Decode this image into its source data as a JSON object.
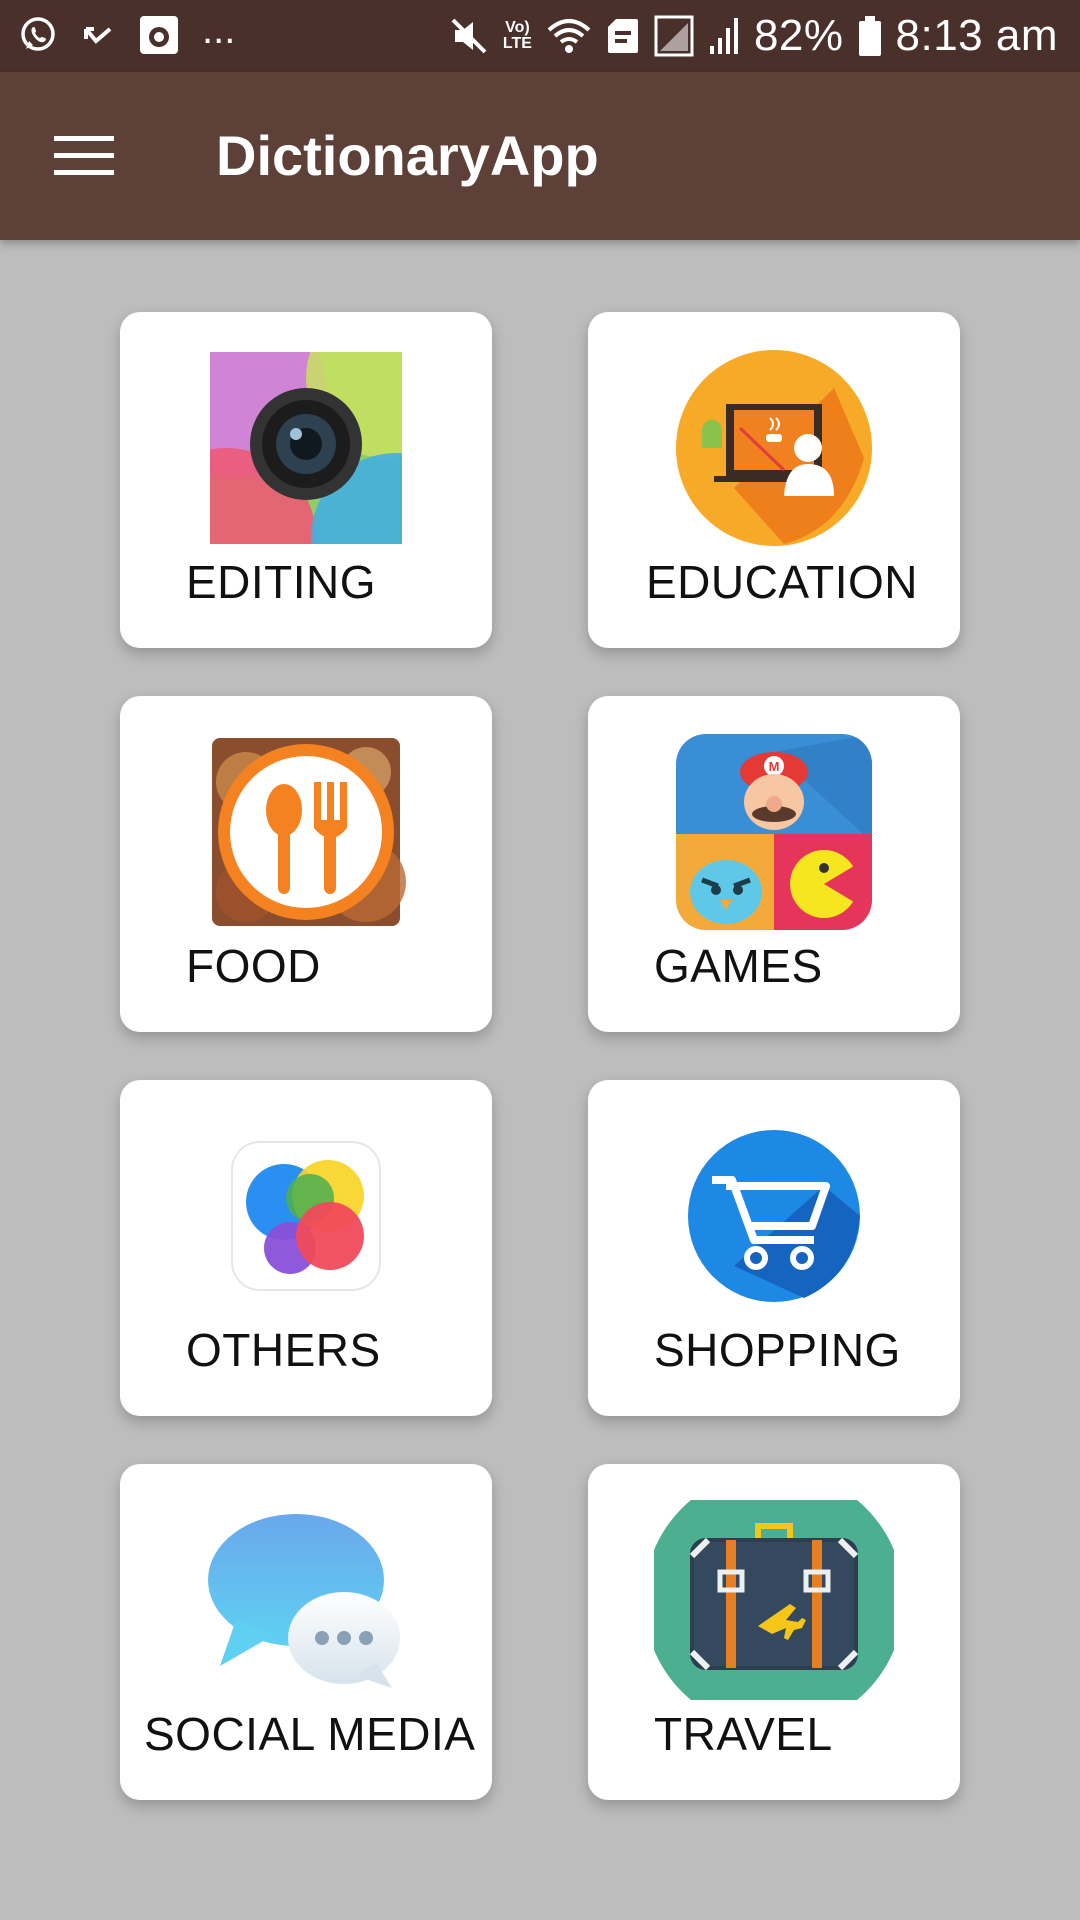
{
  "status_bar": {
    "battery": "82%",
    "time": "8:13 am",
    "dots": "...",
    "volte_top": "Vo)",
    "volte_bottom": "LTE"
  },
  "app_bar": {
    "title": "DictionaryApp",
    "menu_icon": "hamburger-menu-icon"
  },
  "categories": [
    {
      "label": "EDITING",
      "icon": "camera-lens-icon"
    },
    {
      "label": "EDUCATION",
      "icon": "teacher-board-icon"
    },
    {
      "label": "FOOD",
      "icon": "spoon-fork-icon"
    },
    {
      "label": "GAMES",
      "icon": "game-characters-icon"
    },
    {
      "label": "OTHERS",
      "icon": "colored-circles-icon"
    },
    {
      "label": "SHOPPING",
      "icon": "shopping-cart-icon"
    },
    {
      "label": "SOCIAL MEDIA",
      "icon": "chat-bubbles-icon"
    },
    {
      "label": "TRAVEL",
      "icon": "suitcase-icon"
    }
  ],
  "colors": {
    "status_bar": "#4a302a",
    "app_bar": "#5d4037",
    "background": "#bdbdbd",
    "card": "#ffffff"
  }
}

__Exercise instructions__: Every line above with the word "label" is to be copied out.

__Answer area__:
      "label": "EDITING",
      "label": "EDUCATION",
      "label": "FOOD",
      "label": "GAMES",
      "label": "OTHERS",
      "label": "SHOPPING",
      "label": "SOCIAL MEDIA",
      "label": "TRAVEL",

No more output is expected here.